Grocery Robots

How many robots does it take to run a grocery store?
Tom Scott

On one hand, this is great. Tell the world (or Alexa) you want a box cheeze doodles, and presto, a few minutes later a box shows up at your door without anyone actually having to do anything, except the delivery driver, and that's just until they get the automated drone delivery system going.

On the other hand, all those people who were employed picking and packing groceries are out of a job. But all the people who are designing and building robots have got all the work they can handle. That would be okay if it took as many people to design and build the robots as the number of grocery pickers they were replacing, but probably not. I suspect it's more like one to ten.

Yes, all these fancy machines and automated processes are eliminating the drudgery from many people's lives, but we aren't giving them anything else to do. If you want to be a part of society, you need to have a stake in society, which means owning something of real value, and that means real estate. It doesn't have to be much, an eight foot square shop might be enough. But being on the dole, playing video games and protesting aren't going to get you there. Makes me think we might be due for some land reform

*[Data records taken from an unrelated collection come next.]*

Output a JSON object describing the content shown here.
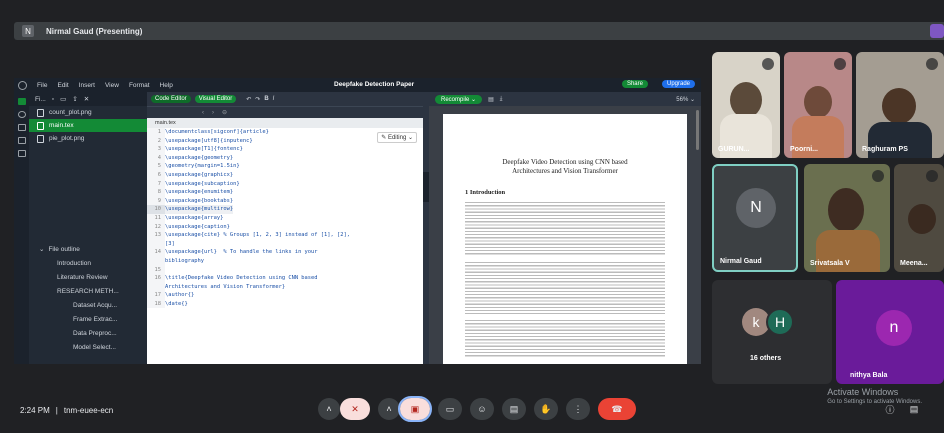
{
  "presenter_bar": {
    "initial": "N",
    "text": "Nirmal Gaud (Presenting)"
  },
  "overleaf": {
    "menu": [
      "File",
      "Edit",
      "Insert",
      "View",
      "Format",
      "Help"
    ],
    "project_title": "Deepfake Detection Paper",
    "share_label": "Share",
    "upgrade_label": "Upgrade",
    "code_editor_label": "Code Editor",
    "visual_editor_label": "Visual Editor",
    "file_tree_header": "Fi...",
    "files": [
      {
        "name": "count_plot.png",
        "selected": false
      },
      {
        "name": "main.tex",
        "selected": true
      },
      {
        "name": "pie_plot.png",
        "selected": false
      }
    ],
    "outline_header": "File outline",
    "outline_items": [
      {
        "label": "Introduction",
        "sub": false
      },
      {
        "label": "Literature Review",
        "sub": false
      },
      {
        "label": "RESEARCH METH...",
        "sub": false
      },
      {
        "label": "Dataset Acqu...",
        "sub": true
      },
      {
        "label": "Frame Extrac...",
        "sub": true
      },
      {
        "label": "Data Preproc...",
        "sub": true
      },
      {
        "label": "Model Select...",
        "sub": true
      }
    ],
    "open_file": "main.tex",
    "editing_label": "Editing",
    "code_lines": [
      {
        "n": "1",
        "t": "\\documentclass[sigconf]{article}"
      },
      {
        "n": "2",
        "t": "\\usepackage[utf8]{inputenc}"
      },
      {
        "n": "3",
        "t": "\\usepackage[T1]{fontenc}"
      },
      {
        "n": "4",
        "t": "\\usepackage{geometry}"
      },
      {
        "n": "5",
        "t": "\\geometry{margin=1.5in}"
      },
      {
        "n": "6",
        "t": "\\usepackage{graphicx}"
      },
      {
        "n": "7",
        "t": "\\usepackage{subcaption}"
      },
      {
        "n": "8",
        "t": "\\usepackage{enumitem}"
      },
      {
        "n": "9",
        "t": "\\usepackage{booktabs}"
      },
      {
        "n": "10",
        "t": "\\usepackage{multirow}"
      },
      {
        "n": "11",
        "t": "\\usepackage{array}"
      },
      {
        "n": "12",
        "t": "\\usepackage{caption}"
      },
      {
        "n": "13",
        "t": "\\usepackage{cite} % Groups [1, 2, 3] instead of [1], [2],"
      },
      {
        "n": "",
        "t": "[3]"
      },
      {
        "n": "14",
        "t": "\\usepackage{url}  % To handle the links in your"
      },
      {
        "n": "",
        "t": "bibliography"
      },
      {
        "n": "15",
        "t": ""
      },
      {
        "n": "16",
        "t": "\\title{Deepfake Video Detection using CNN based"
      },
      {
        "n": "",
        "t": "Architectures and Vision Transformer}"
      },
      {
        "n": "17",
        "t": "\\author{}"
      },
      {
        "n": "18",
        "t": "\\date{}"
      }
    ],
    "recompile_label": "Recompile",
    "zoom": "56%",
    "pdf_title_line1": "Deepfake Video Detection using CNN based",
    "pdf_title_line2": "Architectures and Vision Transformer",
    "pdf_section": "1  Introduction"
  },
  "participants": [
    {
      "name": "GURUN...",
      "label_color": "#ffffff"
    },
    {
      "name": "Poorni...",
      "label_color": "#ffffff"
    },
    {
      "name": "Raghuram PS",
      "label_color": "#ffffff"
    },
    {
      "name": "Nirmal Gaud",
      "initial": "N",
      "avatar_color": "#5f6368"
    },
    {
      "name": "Srivatsala V"
    },
    {
      "name": "Meena..."
    },
    {
      "others_label": "16 others",
      "av1": "k",
      "av2": "H",
      "av1_color": "#a1887f",
      "av2_color": "#1e6b57"
    },
    {
      "name": "nithya Bala",
      "initial": "n",
      "avatar_color": "#8e24aa",
      "bg": "#6a1b9a"
    }
  ],
  "bottom": {
    "time": "2:24 PM",
    "separator": "|",
    "meeting_code": "tnm-euee-ecn",
    "activate_title": "Activate Windows",
    "activate_sub": "Go to Settings to activate Windows."
  },
  "colors": {
    "meet_bg": "#202124",
    "hangup": "#ea4335",
    "selected_border": "#7fcfc3",
    "overleaf_green": "#138a36"
  }
}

Via IAman

1 comment:

  1. After the robots load the bins I can't figure out if they are to be picked up or delivered.
    Frozen foods and produce must be handled separately, so 2500 robots will do half the job.